Step by Step Checklist for Outsourcing Success
We’ve put together this step-by-step checklist to ensure you're getting the best out of your Fivver and Upwork experiences.
1. Figure out your project’s scope
Before posting a project request, you’ll need to decide what exactly needs doing. If you’re outsourcing because your church is too small for a full-time staff member, it may be tempting to outsource everything, but that’s not always necessary or wise.
Start by breaking down your project into parts. Then prioritize them based on how much they cost (in time or money) and how important they are to your church’s success.

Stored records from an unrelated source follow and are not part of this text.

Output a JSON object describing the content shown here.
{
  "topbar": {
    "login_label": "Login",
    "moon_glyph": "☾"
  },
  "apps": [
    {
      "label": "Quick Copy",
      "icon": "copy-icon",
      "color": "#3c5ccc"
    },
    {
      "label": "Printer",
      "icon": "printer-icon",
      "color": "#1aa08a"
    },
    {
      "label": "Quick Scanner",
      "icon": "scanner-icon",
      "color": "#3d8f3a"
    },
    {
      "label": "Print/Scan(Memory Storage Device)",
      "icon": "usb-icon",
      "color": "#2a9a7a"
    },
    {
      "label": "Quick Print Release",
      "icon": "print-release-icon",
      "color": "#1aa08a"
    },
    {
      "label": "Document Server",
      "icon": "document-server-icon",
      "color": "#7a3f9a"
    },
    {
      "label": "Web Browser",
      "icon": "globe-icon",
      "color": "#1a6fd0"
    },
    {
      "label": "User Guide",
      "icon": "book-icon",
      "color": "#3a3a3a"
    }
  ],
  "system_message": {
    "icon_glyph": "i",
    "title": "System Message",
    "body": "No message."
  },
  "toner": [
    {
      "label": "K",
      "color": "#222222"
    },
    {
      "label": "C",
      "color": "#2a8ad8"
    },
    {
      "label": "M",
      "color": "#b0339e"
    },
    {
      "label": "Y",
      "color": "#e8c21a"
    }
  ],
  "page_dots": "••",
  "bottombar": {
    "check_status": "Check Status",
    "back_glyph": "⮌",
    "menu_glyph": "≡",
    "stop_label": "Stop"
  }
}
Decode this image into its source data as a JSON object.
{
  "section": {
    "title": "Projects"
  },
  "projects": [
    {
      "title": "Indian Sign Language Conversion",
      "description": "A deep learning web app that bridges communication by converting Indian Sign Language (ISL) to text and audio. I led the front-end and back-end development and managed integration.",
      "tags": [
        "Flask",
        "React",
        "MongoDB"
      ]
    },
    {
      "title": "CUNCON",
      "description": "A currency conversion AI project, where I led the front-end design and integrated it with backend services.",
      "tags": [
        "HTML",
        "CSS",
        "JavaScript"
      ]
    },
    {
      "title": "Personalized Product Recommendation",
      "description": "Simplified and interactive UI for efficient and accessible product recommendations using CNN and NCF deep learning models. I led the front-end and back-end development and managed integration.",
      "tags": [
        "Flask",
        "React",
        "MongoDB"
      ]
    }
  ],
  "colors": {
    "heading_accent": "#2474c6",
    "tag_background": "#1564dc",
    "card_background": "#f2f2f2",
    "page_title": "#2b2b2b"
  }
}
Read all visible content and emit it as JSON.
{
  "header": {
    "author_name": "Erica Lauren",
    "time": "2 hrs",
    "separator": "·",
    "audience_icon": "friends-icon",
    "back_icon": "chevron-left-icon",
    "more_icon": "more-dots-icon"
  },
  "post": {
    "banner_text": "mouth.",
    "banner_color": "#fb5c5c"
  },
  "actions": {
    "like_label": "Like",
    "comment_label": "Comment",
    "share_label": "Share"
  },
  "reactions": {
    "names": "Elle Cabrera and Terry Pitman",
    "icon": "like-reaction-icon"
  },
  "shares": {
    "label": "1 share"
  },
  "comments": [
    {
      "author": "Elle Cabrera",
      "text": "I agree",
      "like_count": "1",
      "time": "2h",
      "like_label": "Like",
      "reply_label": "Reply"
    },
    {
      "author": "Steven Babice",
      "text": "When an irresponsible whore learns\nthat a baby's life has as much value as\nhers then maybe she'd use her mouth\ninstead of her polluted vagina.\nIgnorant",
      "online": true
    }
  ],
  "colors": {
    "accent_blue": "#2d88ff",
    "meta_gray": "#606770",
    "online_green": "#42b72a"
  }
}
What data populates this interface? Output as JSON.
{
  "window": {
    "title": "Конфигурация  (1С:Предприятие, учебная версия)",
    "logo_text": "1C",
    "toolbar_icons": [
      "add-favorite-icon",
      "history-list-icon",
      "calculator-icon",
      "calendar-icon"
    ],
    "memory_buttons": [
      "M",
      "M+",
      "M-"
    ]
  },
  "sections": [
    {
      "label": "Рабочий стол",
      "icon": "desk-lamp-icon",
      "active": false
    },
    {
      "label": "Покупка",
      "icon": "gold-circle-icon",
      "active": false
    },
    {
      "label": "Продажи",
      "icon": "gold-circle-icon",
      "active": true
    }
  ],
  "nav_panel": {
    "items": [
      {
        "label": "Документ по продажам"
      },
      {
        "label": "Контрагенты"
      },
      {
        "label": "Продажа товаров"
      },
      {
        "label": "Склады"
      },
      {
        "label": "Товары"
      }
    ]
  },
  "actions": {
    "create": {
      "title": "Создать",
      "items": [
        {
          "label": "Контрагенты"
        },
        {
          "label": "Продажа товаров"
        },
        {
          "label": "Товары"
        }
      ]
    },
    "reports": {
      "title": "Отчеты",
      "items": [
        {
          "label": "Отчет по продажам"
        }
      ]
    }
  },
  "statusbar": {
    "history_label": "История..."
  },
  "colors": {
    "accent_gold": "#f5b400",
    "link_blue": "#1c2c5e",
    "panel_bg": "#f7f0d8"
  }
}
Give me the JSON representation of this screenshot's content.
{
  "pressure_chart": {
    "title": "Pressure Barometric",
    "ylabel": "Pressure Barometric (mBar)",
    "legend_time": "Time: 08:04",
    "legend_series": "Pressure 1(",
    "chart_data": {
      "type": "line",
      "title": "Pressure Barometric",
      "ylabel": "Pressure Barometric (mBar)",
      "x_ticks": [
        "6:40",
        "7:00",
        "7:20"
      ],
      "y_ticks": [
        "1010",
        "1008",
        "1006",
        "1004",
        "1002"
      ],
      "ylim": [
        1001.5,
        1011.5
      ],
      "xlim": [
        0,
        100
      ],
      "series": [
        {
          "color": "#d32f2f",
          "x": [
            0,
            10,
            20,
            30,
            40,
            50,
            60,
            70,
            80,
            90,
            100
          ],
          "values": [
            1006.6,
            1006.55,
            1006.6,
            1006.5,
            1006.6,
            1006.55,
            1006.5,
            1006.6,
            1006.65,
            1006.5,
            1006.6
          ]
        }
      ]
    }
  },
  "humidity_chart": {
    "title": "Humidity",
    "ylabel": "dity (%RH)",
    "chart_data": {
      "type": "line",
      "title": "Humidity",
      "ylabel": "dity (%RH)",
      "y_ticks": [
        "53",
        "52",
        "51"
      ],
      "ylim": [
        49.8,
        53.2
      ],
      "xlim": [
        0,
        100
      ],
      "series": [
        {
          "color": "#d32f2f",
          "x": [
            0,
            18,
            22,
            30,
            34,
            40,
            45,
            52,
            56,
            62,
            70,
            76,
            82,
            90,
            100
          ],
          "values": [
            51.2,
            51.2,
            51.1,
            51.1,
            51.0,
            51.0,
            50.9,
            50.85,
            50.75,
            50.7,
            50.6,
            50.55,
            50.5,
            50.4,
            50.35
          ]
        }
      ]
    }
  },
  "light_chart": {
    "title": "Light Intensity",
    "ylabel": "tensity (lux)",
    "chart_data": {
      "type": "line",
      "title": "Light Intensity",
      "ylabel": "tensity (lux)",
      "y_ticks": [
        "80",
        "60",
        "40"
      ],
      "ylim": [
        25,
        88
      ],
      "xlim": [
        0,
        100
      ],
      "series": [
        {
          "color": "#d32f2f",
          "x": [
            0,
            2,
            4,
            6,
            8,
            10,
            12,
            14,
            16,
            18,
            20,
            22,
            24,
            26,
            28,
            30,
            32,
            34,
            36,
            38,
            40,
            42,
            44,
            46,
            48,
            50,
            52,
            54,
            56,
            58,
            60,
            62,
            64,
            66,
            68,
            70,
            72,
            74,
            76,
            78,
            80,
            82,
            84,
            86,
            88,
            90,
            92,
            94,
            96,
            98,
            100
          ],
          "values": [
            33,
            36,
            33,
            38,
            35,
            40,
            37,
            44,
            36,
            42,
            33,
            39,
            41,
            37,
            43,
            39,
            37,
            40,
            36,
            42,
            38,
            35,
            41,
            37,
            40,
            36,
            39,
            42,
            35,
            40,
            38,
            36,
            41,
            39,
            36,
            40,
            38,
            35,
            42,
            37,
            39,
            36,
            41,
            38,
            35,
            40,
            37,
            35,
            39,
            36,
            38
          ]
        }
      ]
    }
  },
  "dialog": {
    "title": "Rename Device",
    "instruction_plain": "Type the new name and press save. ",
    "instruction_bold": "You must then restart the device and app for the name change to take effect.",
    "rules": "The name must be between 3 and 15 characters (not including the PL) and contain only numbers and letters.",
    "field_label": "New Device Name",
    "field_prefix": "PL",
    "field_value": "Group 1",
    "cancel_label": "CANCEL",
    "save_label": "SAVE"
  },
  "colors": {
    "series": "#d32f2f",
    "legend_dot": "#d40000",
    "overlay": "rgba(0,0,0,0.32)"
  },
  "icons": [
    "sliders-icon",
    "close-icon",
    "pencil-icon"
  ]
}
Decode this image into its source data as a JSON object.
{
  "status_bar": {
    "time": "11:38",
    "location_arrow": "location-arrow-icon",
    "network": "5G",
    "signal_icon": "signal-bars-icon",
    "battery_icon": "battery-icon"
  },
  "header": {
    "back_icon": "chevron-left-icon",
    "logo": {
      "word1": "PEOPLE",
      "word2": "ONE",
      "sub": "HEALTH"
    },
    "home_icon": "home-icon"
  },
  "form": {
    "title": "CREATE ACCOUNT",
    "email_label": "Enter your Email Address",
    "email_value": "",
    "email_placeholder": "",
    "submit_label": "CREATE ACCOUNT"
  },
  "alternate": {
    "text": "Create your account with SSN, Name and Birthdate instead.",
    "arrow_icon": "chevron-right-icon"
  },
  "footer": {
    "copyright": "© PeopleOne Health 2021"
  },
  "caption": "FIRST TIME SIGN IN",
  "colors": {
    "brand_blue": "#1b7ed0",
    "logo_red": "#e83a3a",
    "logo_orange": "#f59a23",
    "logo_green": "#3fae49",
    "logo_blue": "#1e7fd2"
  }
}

For example, if you want someone to design a new website, but your current site still works fine and doesn’t require any updates, maybe it makes more sense to focus on hiring someone who can manage social media instead. That way, when you have an update ready for your website in six months or so, you already have someone lined up to handle it.
2. Create your job posting
Once you’ve decided what you need to be done, write a job posting that clearly describes your project’s scope and requirements.
This should include a detailed job description, how long it will take, what materials or information you need them to provide, and how much you’re willing to pay for each task or for the entire project.
Don’t forget to include instructions on where freelancers can send their proposals. Churches have unique needs, so keep your job posting straightforward. Include information on what you’re looking for in a freelancer, such as requirements around ethics, experience, or reference checks.
3. Check the applicants
This is a crucial step since you’re entrusting someone else with a task critical to your church’s success. Once you post your job, it’s time to review all of the proposals you receive.
Firstly, you should check references—both from previous jobs and reviews on their profile page—to ensure they have a good track record for completing projects on time and for producing quality output.
Next, look at how well they communicate: Are they easy to understand? Do they respond quickly when you ask questions? Do they seem professional in tone and approach?
A clear understanding of what type of person will be working for your church will help you decide if this person is suitable for the job.
4. Narrow down your list of candidates
After you’ve checked references, you should have a short list of candidates who seem to fit your project well.
For more in-depth projects, consider interviewing them on Skype or by phone before making your final decision. Not only will you get a better sense of their personality, but you can also ask any questions that come up during reference checks or proposal reviews.
You can also use the data from these interviews to ensure that there are no major red flags in their background or experience.
5. Choose and hire your freelancer
This is it! Once you’ve chosen your freelancer, it’s time to start your project. You can post a follow-up job request with details about what you want to be completed or just send them an email with those details.
Make sure to check in regularly during their work, so that you can provide feedback and answer any questions they have. It could help ensure that your church gets exactly what it needs when it needs it.
Taking care of activities like this will ensure that you stay on the same page from start to finish, which means less time wasted in the long run.
These steps are essential but don’t forget that outsourcing is a two-way street. Not only do you need to make sure your freelancer does an excellent job, but they also need to feel comfortable working with you.
That means clearly communicating with them, patiently answering their questions or concerns, and generally treating them as well as you would any other member of your church staff. If all goes well, it won’t be long before you can expand your outsourced team!
If you're a small, growing church, it is essential to have a solid team to ensure that all elements of your church are moving in the right direction.
Outsourcing will help you build such a team while freeing up your church staff to serve the other parts of your mission. This will lead to more balanced church staff, better ministry focus, and more impactful discipleship.